Message of saving water bears repeating

A woman drinks from a bottle of water.
A woman drinks from a bottle of water. ST PHOTO: KUA CHEE SIONG

There have been a number of chilling reports recently about water crises in the region (Murky waters worry Johor residents, June 23; and A city dries up, June 25).

These reports serve as a reminder to Singaporeans that water is an extremely precious resource and should never be taken for granted.

With increasing demands and cases of pollution affecting our water source in Malaysia, and witnessing how climate change affects other countries' water supply, we need to be mindful and grateful that water is readily available, and that clean water remains a luxury for many in developing countries.

Notwithstanding this, many people in Singapore take water for granted.

At my workplace, bottled water is usually provided at events, and more often than not, I observe bottles that are half or three-quarters full being thrown away. Take a stroll in the park and half-filled drinking bottles in bins are a common sight.

Ironically, such behaviour arises because of the Government's efficiency in ensuring that the people's water needs are met and that trash is disposed of properly.

Some suggestions to drive home the message of conserving water:

- Ban the distribution of bottled water in all government premises and events, and impose a plastic tax on bottled water. After all, plastic bottles are highly polluting and unnecessary when our tap water is drinkable.

- Create awareness that Singapore's tap water exceeds World Health Organisation standards, and encourage citizens to drink directly from the tap.

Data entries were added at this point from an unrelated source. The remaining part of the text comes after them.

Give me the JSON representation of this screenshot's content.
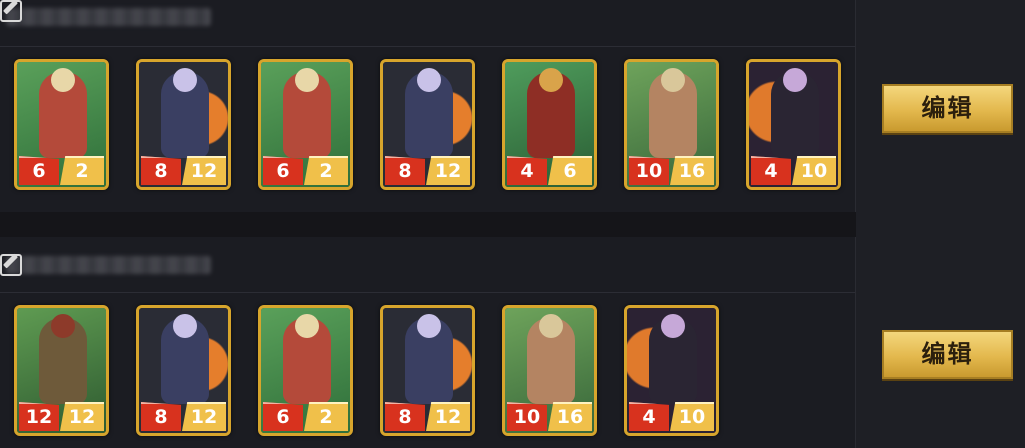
{
  "decks": [
    {
      "name": "",
      "edit_label": "编辑",
      "cards": [
        {
          "cost": "6",
          "power": "2",
          "theme": "green-warrior"
        },
        {
          "cost": "8",
          "power": "12",
          "theme": "dark-nobleman"
        },
        {
          "cost": "6",
          "power": "2",
          "theme": "green-warrior"
        },
        {
          "cost": "8",
          "power": "12",
          "theme": "dark-nobleman"
        },
        {
          "cost": "4",
          "power": "6",
          "theme": "green-beast"
        },
        {
          "cost": "10",
          "power": "16",
          "theme": "green-warrior-woman"
        },
        {
          "cost": "4",
          "power": "10",
          "theme": "orange-witch"
        }
      ]
    },
    {
      "name": "",
      "edit_label": "编辑",
      "cards": [
        {
          "cost": "12",
          "power": "12",
          "theme": "green-brute"
        },
        {
          "cost": "8",
          "power": "12",
          "theme": "dark-nobleman"
        },
        {
          "cost": "6",
          "power": "2",
          "theme": "green-warrior"
        },
        {
          "cost": "8",
          "power": "12",
          "theme": "dark-nobleman"
        },
        {
          "cost": "10",
          "power": "16",
          "theme": "green-warrior-woman"
        },
        {
          "cost": "4",
          "power": "10",
          "theme": "orange-witch"
        }
      ]
    }
  ],
  "colors": {
    "cost_badge": "#d8321e",
    "power_badge": "#f0c04a",
    "card_frame": "#d7a52c",
    "button_gold": "#e3b84d"
  },
  "icons": {
    "edit": "edit-icon"
  }
}
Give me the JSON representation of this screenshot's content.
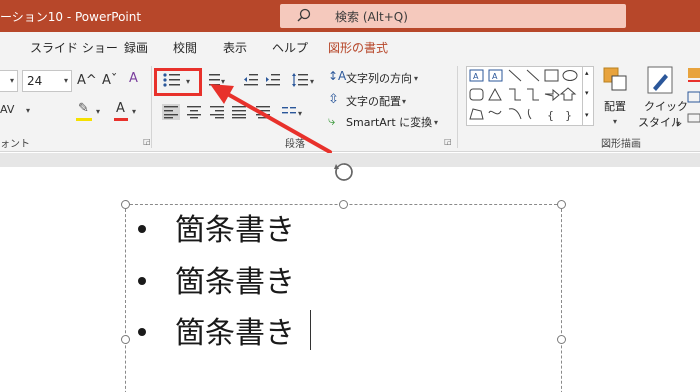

- Designate water rationing days in schools at least once a year, to instil in students the importance of water in our daily lives.

Lee Yong Se